The fact that he WAS right with his suspicions, became irrelevant at the end, because
1) I didn’t care
2) of course you can find a crime behind many domestic violence cases that CAN look innocent at the first sight, but IF an author decided to make a thrilling story out of it, then he HAS to put more credibility, more healthy sense in the actions of his amateur sleuth.
Of course an author can do it without any logic, but at least it has to be FUNNY and WITTY. It is always helpful when any good sense is secondary.
And it is WHERE I come to my second complaint: I wish the story would be more humorous and have more funny situation, because OBVIOUSLY two drag artists offer all these good stuff by themselves. There were some funny situations, but not enough for my liking.
There are two subplots to the main story line:
I have to confess that I like them more than the main one
Edward Hannandale, a politician and a priest who names himself reverend and who is well known for his hate speeches towards gay society has been accidentally photographed in a gay bar during the show of Oscar and Larry. Suddenly Larry, together with Hannandale, are the number one news on all TV channels. And Jerry’s gay bar, a home stage for our boys, is occupied by all news team of the country. The whole situation got out of control.
My favorite subplot! Oscar and his love affair(s). Did he really mean it – AT LAST to leave Niko behind and make place for a new real relationship?
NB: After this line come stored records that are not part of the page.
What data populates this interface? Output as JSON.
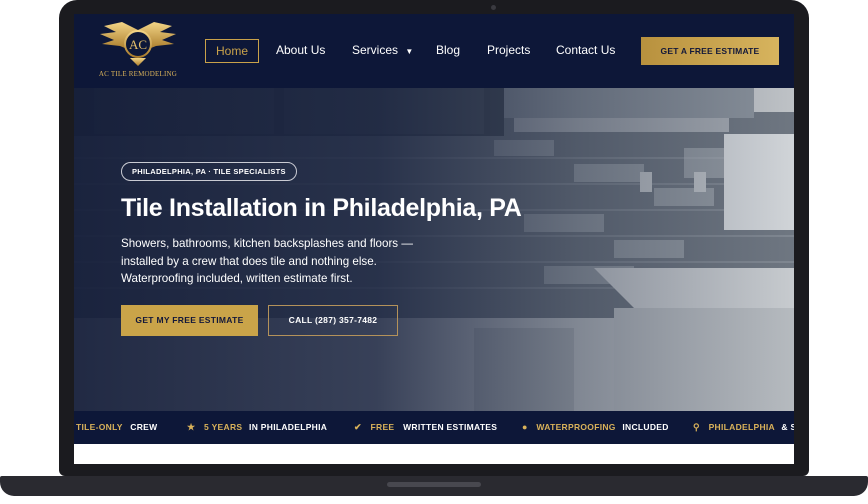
{
  "brand": {
    "logo_text": "AC TILE REMODELING",
    "logo_initials": "AC"
  },
  "nav": {
    "home": "Home",
    "about": "About Us",
    "services": "Services",
    "blog": "Blog",
    "projects": "Projects",
    "contact": "Contact Us"
  },
  "header_cta": "GET A FREE ESTIMATE",
  "hero": {
    "badge": "PHILADELPHIA, PA · TILE SPECIALISTS",
    "title": "Tile Installation in Philadelphia, PA",
    "line1": "Showers, bathrooms, kitchen backsplashes and floors —",
    "line2": "installed by a crew that does tile and nothing else.",
    "line3": "Waterproofing included, written estimate first.",
    "primary_button": "GET MY FREE ESTIMATE",
    "call_button": "CALL (287) 357-7482"
  },
  "ticker": [
    {
      "highlight": "TILE-ONLY",
      "rest": "CREW",
      "icon": ""
    },
    {
      "highlight": "5 YEARS",
      "rest": "IN PHILADELPHIA",
      "icon": "star-icon"
    },
    {
      "highlight": "FREE",
      "rest": "WRITTEN ESTIMATES",
      "icon": "check-circle-icon"
    },
    {
      "highlight": "WATERPROOFING",
      "rest": "INCLUDED",
      "icon": "droplet-icon"
    },
    {
      "highlight": "PHILADELPHIA",
      "rest": "& SU",
      "icon": "map-pin-icon"
    }
  ],
  "colors": {
    "navy": "#0d1738",
    "gold": "#caa449",
    "white": "#ffffff"
  }
}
I understand that as a starter for a new series, the tasks of the first book was to provide readers with the first insight into surroundings, characters’ lives, it has to introduce not only those who play the main role in the series, but also those who play the second part. I can imagine, that I’ll like the next book more. The first case was solved and maybe the next case will be more interesting for me, and if there will be also more of a private life of our protagonists and less of a private life of people that are less interesting (to me), then I’ll probably enjoy it much more.